Part of the Food Policy Community Spotlight Series
Name: City Harvest
What they do: City Harvest helps feed the nearly 1.3 million New Yorkers facing hunger by rescuing approximately 160,000 pounds of food daily (59 million pounds projected for 2018). The organization also advocates at the city, state, and federal levels for policies and actions to alleviate hunger and food insecurity, and to ensure access to healthy and affordable food for all New Yorkers.
How they do it: Through relationships with farms, restaurants, grocers, and manufacturers, City Harvest collects nutritious food that would otherwise go to waste and delivers it free of charge to 500 soup kitchens, food pantries, and other community food programs across the five boroughs.
Mission: City Harvest works towards ending hunger in communities throughout New York City. They do this through food rescue, distribution, education and other practical, innovative solutions.
Latest project/campaign: City Harvest recently piloted new distribution models to get more food to neighbors in need by (1) creating mobile food distributions for communities that do not have existing community food programs and (2) delivering food to soup kitchens and food pantries just in time for their distribution hours, eliminating the need for storage. They opened three additional Mobile Markets between 2016 and 2017 and currently operate a total of fifteen throughout the five boroughs. Mobile Markets are open-air farmers’ market-stye direct distribution venues that offer free, fresh produce to residents in low-income communities, Each market serves about 500 residents.
Major Funding: 99 percent of donations come from private sources, although City Harvest occasionally receives small yearly grants from government sources.
Annual Budget: $115 million

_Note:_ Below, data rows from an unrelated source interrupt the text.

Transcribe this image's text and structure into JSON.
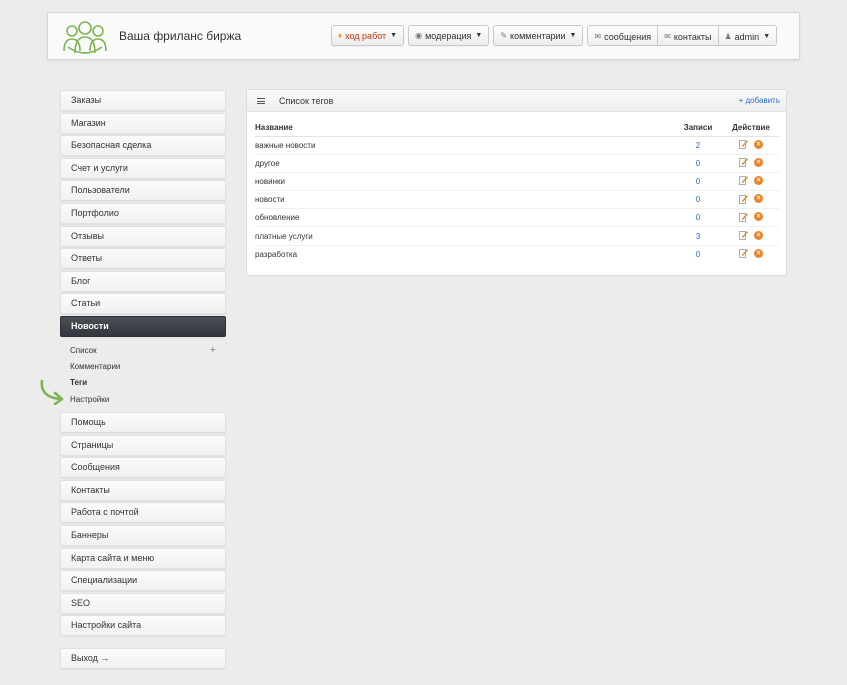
{
  "header": {
    "site_title": "Ваша фриланс биржа",
    "nav": [
      {
        "label": "ход работ",
        "icon": "shield-icon"
      },
      {
        "label": "модерация",
        "icon": "eye-icon"
      },
      {
        "label": "комментарии",
        "icon": "pencil-icon"
      },
      {
        "label": "сообщения",
        "icon": "envelope-icon"
      },
      {
        "label": "контакты",
        "icon": "envelope-icon"
      },
      {
        "label": "admin",
        "icon": "user-icon"
      }
    ]
  },
  "sidebar": {
    "items_top": [
      "Заказы",
      "Магазин",
      "Безопасная сделка",
      "Счет и услуги",
      "Пользователи",
      "Портфолио",
      "Отзывы",
      "Ответы",
      "Блог",
      "Статьи"
    ],
    "active": "Новости",
    "sub_items": [
      "Список",
      "Комментарии",
      "Теги",
      "Настройки"
    ],
    "items_bottom": [
      "Помощь",
      "Страницы",
      "Сообщения",
      "Контакты",
      "Работа с почтой",
      "Баннеры",
      "Карта сайта и меню",
      "Специализации",
      "SEO",
      "Настройки сайта"
    ],
    "logout": "Выход →"
  },
  "panel": {
    "title": "Список тегов",
    "add_label": "+ добавить",
    "columns": {
      "name": "Название",
      "count": "Записи",
      "action": "Действие"
    },
    "rows": [
      {
        "name": "важные новости",
        "count": "2"
      },
      {
        "name": "другое",
        "count": "0"
      },
      {
        "name": "новинки",
        "count": "0"
      },
      {
        "name": "новости",
        "count": "0"
      },
      {
        "name": "обновление",
        "count": "0"
      },
      {
        "name": "платные услуги",
        "count": "3"
      },
      {
        "name": "разработка",
        "count": "0"
      }
    ]
  },
  "colors": {
    "accent_link": "#2a6cc4",
    "active_bg": "#3a3d43",
    "logo_green": "#7bb551",
    "delete_orange": "#e8862a"
  }
}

Interesting fact about how they are working to positively affect the food system: City Harvest takes a long-term approach to hunger relief through its Healthy Neighborhoods initiative. In communities with elevated rates of food insecurity, poverty, and diet-related illnesses, the organization has developed programs and partnerships to increase the availability of affordable, fresh produce and inspire healthy, budget-conscious meal choices through nutrition education.
6 East 32nd Street
New York City, NY 10016
Core Programs: Healthy Neighborhoods: This program works at the local level with community organizations, schools, and businesses to find long-term solutions to food insecurity in the area.
Number of staff: 150
Number of volunteers: 10,000
Areas served: Brooklyn, Bronx, Manhattan, Staten Island, Queens
Year Started: 1982
Director: Jilly Stephens